I have spent a considerable amount of time thinking about it and engaging with it over the last two years. My investment strategy has modified every few months. It has currently settled at the altar of The Index™.
Sometimes I trade options because it’s the closest to being a junkie I can get.
I have made considerable profits with it. And then lost them all in a single trade, as you do. These days I am back to being in decent profit. Let’s see for how long.
When I say my mood is affected by the stock market, I don’t mean that it moves up and down with the index. Nah. I am beyond that. I lay my trust in Index ETFs and historically its the most sensible move to make. 1 Plus, the lion’s share (>95%) of my investment is in safer assets than options.

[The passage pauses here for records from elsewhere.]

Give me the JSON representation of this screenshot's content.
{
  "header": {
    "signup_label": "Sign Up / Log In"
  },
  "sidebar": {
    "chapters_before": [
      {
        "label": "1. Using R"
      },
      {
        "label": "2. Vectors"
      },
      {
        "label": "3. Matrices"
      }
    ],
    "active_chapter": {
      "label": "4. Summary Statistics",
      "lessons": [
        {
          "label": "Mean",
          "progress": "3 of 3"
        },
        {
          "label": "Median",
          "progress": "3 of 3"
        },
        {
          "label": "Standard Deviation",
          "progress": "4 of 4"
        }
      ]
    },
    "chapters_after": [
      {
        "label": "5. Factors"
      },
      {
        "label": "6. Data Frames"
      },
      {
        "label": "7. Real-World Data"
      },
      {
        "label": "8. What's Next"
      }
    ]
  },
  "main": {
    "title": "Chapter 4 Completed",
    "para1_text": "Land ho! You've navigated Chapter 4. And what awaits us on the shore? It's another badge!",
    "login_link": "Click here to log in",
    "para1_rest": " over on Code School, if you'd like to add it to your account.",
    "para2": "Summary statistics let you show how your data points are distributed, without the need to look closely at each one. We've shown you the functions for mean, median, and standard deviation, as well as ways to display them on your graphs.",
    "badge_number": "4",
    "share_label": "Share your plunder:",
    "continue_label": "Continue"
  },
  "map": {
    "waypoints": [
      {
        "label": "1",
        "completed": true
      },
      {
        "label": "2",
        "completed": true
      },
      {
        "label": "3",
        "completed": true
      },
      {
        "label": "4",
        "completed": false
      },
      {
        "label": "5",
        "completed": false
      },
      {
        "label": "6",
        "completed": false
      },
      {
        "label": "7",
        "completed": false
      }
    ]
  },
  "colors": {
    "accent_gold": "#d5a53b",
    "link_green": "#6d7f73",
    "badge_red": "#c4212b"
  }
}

My mood is affected on the days that I trade options. And my god it annoys me to no end that I have little control over it. It’s like the trade has a direct connection to my monkey brain.

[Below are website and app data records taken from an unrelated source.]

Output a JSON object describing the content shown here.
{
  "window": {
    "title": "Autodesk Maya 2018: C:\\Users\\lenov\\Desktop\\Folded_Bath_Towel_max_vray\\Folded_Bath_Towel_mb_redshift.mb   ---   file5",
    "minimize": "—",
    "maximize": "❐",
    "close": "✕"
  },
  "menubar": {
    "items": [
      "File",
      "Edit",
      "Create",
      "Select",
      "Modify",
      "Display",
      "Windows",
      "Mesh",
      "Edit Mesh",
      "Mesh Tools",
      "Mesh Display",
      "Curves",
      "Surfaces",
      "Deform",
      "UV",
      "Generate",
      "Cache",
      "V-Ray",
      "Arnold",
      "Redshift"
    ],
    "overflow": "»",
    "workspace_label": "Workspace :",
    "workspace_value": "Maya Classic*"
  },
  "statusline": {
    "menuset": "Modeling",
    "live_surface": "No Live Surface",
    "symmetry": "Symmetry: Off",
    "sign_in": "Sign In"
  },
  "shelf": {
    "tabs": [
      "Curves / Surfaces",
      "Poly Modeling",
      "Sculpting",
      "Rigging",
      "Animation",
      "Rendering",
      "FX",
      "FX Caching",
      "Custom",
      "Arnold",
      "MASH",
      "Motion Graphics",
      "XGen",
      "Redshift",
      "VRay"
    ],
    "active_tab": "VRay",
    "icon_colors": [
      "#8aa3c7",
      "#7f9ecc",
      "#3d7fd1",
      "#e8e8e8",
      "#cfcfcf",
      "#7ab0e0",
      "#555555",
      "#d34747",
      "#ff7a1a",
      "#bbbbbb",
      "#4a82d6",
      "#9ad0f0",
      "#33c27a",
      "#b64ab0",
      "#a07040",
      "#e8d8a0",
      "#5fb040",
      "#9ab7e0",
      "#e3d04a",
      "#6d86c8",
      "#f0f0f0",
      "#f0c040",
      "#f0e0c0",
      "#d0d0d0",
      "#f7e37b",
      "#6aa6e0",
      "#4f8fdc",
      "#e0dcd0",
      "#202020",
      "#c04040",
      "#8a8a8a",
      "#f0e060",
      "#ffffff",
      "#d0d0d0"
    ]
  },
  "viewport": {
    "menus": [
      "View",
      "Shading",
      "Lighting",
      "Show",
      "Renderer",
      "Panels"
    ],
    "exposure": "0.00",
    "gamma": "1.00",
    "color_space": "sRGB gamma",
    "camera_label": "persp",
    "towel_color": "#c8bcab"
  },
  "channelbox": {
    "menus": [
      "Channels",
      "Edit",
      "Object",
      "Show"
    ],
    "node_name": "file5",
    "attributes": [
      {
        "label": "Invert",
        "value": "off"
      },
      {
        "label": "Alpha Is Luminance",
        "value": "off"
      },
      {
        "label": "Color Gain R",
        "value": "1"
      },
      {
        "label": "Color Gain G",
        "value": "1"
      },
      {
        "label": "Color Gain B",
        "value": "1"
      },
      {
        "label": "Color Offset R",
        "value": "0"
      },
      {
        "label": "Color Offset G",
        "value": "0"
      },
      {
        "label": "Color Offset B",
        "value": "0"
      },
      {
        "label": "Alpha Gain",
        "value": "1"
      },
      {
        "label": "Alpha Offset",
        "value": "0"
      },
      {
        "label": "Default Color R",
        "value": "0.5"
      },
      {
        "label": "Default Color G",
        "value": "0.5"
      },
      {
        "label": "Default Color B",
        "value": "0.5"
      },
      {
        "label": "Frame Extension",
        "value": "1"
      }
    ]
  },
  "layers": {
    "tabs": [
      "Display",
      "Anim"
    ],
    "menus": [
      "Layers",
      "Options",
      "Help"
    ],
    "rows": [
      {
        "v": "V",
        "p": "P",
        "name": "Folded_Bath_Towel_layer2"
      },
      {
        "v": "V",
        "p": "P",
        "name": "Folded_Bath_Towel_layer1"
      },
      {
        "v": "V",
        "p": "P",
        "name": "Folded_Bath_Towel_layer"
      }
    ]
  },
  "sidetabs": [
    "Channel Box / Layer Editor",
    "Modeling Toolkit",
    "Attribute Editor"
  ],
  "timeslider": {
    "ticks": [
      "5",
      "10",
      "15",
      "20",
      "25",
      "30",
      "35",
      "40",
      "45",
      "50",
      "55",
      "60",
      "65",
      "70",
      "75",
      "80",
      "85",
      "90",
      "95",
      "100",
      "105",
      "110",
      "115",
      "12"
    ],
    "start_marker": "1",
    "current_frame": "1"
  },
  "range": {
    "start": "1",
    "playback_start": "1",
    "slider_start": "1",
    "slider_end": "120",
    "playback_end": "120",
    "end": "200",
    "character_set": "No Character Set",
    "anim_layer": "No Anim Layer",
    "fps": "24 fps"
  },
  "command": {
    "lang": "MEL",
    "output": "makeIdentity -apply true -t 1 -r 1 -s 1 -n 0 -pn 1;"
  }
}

Today, I made a trade that netted me a neat 30% profit and I have been really upbeat throughout the day. I mean, there were a bunch of happy occurrences at work, I have been eating healthy and restarted regularly working out, but deep inside I know that I am thrilled to have made a good trade. It’s happened many times before.
And on days when the trade goes south, it’s not like I am absolutely distraught – I just know that I am not in the best of moods. I have learnt to get a handle on it. As in, I know the cause of my disappointment on those days and am able to address it accordingly. Which involves keeping a low profile at work, spending some time indulging in memes and reels, and endlessly scrolling on Twitter.

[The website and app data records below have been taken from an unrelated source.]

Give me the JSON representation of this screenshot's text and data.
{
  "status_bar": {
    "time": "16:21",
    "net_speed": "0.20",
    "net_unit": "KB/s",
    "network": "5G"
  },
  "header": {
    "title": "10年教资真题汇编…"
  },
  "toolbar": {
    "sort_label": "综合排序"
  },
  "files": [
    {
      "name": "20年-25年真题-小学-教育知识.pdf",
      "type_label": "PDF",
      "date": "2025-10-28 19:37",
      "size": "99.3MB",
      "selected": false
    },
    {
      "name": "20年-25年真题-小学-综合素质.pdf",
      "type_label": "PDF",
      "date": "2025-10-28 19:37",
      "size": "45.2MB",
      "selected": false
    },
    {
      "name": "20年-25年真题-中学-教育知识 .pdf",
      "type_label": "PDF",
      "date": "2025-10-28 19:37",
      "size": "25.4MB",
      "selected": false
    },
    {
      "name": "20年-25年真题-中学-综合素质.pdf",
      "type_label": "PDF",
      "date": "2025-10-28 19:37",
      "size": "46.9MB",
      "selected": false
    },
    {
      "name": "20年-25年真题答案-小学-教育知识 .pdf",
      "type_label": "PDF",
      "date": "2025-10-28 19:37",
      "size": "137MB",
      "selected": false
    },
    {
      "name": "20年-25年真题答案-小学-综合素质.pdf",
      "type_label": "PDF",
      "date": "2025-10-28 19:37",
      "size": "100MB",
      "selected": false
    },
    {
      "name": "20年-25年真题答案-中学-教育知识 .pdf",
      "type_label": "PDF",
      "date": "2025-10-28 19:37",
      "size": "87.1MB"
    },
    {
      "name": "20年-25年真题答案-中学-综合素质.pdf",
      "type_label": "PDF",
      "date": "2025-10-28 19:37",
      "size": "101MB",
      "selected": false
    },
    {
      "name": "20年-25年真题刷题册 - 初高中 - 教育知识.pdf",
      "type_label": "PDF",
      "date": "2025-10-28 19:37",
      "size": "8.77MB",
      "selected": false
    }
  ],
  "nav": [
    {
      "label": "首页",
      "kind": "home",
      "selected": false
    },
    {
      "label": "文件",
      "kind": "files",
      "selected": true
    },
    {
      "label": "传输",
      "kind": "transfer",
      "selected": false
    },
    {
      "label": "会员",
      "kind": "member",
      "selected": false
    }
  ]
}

I guess I am not fully zen yet about this aspect of my investing habit. Yet. But I am getting there.
Here are a few more hypotheses for you to munch on –
- My mood swings with my trades because I have no “strategy”. It’s basically all vibes. If I had a strategy, then I would spend my time re-assessing it and improving it. Each trade would be a learning moment.
- I indulge in options trading because I have nothing else “exciting” going on. Most of you subscribers know me in real life and would probably agree that I am pretty zen about most things. I whine routinely, yes, but that’s part of the process.
- I am (not so) secretly a capitalist hoe. I want moneeeeeeey. For what though? Uber? Oats? Seed mix? Matlab, these are my major expenses in the last six months.
- I am actually a gambler and this is the beginning of my downfall.
What do you think? Email / text for stock tips.
Also, please start investing if you don’t already. Buy ETFs.
In case you’re unaware: Actively picking stocks and trying to time the market is a huge time sink and a sure shot recipe for heartburn. Statistically speaking, passively investing in the index beats nearly every amateur active investor over a timespan of >5 years. ↩︎
Last modified: May 13, 2022